It appears that more of Britain’s homeowners are keen to follow in the footsteps of Rupert Rigsby, the seamy but loveable landlord from Eighties’ TV comedy Rising Damp, and take in lodgers.
 
Eager to beat the recession, 27,000 more landowners took in lodgers over the last 12 months, up 8.3%, to rake in £2.3 billion.
 
According to a new study from flatshare site SpareRoom.co.uk, by the beginning of September, the number of UK live-in landlords had swelled from 324,000 to 351,000, while the lodger population climbed from 452,000 to 477,000.
 
This year, homeowners will earn £2.3 billion in rentals income from letting out their spare rooms, an increase of £162 million compared to last year.
 
The average rent paid by a typical lodger is £93.60 a week, equivalent to £406 a month, 6.1% higher than a year ago, just outpacing inflation.
 
This translates to a single lodger paying enough to cover more than half the monthly payments on a £120,000 mortgage.
 
Many landlords have more than one lodger (the average is a.3), bringing the average annual income to £6,617.
 
‘Tenant demand is booming as tens of thousands delay buying their first home and immigration continues to rise. It’s a really good option for short-term renters and they are providing a lifeline to homeowners,’ says Matt Hutchinson, director research at SpareRoom.co.uk.
 
Just over 70% of live-in landlords are single. Without a partner to share the huge jumps in mortgage payments and other living expenses, and to provide a cushion in the event of unemployment, taking in a lodger is an obvious way to survive the looming recession.’
 
As incomes are squeezed across the UK, the phenomenon of spare room renting is going beyond the limits of Britain’s big cities.
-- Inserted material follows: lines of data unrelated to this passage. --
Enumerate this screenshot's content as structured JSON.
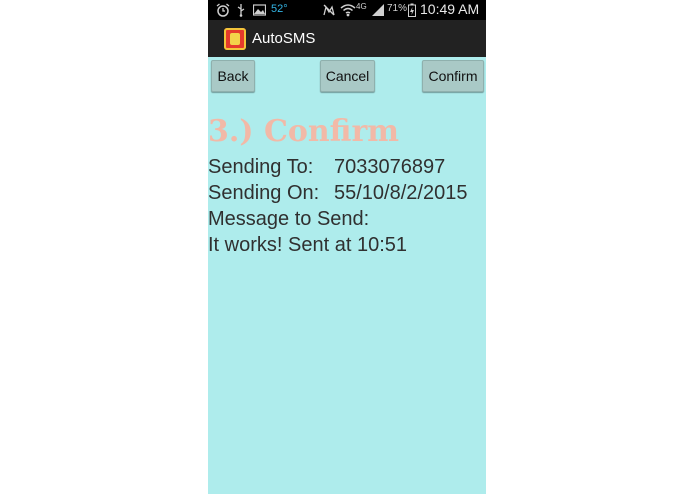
{
  "status_bar": {
    "temperature": "52°",
    "network": "4G",
    "battery": "71%",
    "time": "10:49 AM"
  },
  "action_bar": {
    "app_title": "AutoSMS"
  },
  "buttons": {
    "back": "Back",
    "cancel": "Cancel",
    "confirm": "Confirm"
  },
  "content": {
    "heading": "3.) Confirm",
    "sending_to_label": "Sending To:",
    "sending_to_value": "7033076897",
    "sending_on_label": "Sending On:",
    "sending_on_value": "55/10/8/2/2015",
    "message_label": "Message to Send:",
    "message_text": "It works!  Sent at 10:51"
  },
  "colors": {
    "background": "#aeecec",
    "heading": "#f2b9a7",
    "action_bar": "#222222",
    "button": "#a9c9c6"
  },
  "icons": [
    "alarm-icon",
    "usb-icon",
    "image-icon",
    "mute-icon",
    "wifi-icon",
    "signal-icon",
    "battery-icon",
    "app-logo-icon"
  ]
}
The fastest growth in demand for lodgers was in the north west and west Midlands, with Carlisle, Stoke on Trent, Walsall and Wigan topping the table.
 
Many towns in the south west, traditionally less likely to take in lodgers, also are witnessing strong demand. London, Glasgow and Edinburgh have seen the slowest demand.
 
‘In big cities, high house prices and a high cost of living drive demand for lodgers, while a shortage of housing and a large population of young incomers typically drive the number looking for a home.
 
‘But the sharp downturn in the economy is now making this a national phenomenon. More people would already be behind with their mortgage payments if they had not capitalised on the earning power of their spare room,’ adds Mr Hutchinson.